Task input =
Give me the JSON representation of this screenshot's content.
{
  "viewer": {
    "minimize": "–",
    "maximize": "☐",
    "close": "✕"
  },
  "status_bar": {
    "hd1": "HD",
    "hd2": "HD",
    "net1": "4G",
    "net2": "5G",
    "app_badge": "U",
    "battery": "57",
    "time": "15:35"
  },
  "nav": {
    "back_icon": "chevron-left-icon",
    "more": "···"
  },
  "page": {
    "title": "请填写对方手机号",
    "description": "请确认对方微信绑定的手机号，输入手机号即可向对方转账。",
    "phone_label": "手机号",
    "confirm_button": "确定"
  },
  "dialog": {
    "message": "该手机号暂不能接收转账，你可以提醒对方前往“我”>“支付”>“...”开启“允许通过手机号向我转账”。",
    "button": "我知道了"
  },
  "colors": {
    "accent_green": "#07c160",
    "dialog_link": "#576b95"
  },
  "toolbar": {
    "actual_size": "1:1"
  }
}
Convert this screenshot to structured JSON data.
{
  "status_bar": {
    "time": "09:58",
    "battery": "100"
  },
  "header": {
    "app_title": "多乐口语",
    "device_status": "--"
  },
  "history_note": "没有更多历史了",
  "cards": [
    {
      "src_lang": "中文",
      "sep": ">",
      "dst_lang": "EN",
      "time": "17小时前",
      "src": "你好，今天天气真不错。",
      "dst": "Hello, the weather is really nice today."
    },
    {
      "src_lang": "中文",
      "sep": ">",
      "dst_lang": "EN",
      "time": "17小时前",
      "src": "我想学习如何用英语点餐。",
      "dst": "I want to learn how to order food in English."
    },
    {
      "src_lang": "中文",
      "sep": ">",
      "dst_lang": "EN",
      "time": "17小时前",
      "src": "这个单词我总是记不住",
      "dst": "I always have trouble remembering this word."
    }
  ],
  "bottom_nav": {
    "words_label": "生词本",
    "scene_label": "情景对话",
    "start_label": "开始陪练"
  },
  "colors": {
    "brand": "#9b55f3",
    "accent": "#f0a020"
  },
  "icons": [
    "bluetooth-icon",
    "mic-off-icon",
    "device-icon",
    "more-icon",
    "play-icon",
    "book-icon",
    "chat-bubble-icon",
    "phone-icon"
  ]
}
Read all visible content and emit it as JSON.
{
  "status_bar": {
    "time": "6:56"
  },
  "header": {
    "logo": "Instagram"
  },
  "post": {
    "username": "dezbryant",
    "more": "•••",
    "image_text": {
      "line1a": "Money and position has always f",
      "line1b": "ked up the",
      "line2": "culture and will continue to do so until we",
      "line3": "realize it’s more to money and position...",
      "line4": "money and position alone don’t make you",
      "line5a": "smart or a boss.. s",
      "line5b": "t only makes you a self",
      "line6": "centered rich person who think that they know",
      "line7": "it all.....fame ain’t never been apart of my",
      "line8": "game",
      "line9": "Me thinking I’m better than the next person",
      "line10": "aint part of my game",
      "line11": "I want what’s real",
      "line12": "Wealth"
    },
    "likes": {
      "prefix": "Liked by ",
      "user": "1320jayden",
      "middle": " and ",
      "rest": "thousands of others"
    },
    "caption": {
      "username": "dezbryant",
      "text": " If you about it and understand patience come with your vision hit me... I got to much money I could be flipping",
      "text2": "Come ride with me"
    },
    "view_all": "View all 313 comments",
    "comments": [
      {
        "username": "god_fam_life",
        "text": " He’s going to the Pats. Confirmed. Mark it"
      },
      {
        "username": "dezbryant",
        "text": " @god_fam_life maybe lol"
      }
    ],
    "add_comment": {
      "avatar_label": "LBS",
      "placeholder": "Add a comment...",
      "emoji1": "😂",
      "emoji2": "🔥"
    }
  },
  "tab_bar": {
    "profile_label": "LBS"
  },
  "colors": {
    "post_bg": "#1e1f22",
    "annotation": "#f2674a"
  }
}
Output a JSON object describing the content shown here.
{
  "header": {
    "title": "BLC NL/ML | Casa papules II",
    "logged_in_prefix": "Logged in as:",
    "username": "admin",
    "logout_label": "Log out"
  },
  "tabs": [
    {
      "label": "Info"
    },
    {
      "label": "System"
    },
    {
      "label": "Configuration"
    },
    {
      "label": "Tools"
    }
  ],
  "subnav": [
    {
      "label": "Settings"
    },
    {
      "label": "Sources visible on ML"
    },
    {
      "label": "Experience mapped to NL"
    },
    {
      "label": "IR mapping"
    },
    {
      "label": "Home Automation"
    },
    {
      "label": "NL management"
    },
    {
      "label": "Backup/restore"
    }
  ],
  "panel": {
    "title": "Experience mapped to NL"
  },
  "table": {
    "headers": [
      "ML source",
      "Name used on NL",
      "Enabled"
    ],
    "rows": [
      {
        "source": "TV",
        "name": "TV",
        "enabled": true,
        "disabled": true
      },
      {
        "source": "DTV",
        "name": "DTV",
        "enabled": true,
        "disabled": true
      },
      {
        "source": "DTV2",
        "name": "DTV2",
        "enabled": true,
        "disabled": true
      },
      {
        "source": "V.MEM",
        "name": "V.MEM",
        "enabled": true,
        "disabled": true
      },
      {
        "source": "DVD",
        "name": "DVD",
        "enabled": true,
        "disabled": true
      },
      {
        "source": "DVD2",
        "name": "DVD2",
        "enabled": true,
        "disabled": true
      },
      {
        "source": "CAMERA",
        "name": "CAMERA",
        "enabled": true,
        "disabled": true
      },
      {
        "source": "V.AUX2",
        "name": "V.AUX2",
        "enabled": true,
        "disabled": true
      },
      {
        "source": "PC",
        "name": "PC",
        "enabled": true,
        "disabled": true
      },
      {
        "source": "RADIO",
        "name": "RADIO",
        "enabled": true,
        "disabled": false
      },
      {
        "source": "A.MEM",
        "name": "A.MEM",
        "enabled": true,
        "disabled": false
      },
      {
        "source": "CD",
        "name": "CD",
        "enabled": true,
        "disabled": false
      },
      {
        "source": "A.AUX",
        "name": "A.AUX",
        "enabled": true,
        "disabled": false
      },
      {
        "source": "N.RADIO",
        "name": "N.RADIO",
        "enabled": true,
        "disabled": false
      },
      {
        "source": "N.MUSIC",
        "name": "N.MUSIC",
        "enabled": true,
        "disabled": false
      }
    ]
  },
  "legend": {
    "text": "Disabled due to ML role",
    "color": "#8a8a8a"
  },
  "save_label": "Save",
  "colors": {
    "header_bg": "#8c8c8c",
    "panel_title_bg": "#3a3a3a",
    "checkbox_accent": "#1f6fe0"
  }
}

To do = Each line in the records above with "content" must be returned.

Task result =
Give me the JSON representation of this screenshot's content.
Read all visible content and emit it as JSON.
Output a JSON object describing the content shown here.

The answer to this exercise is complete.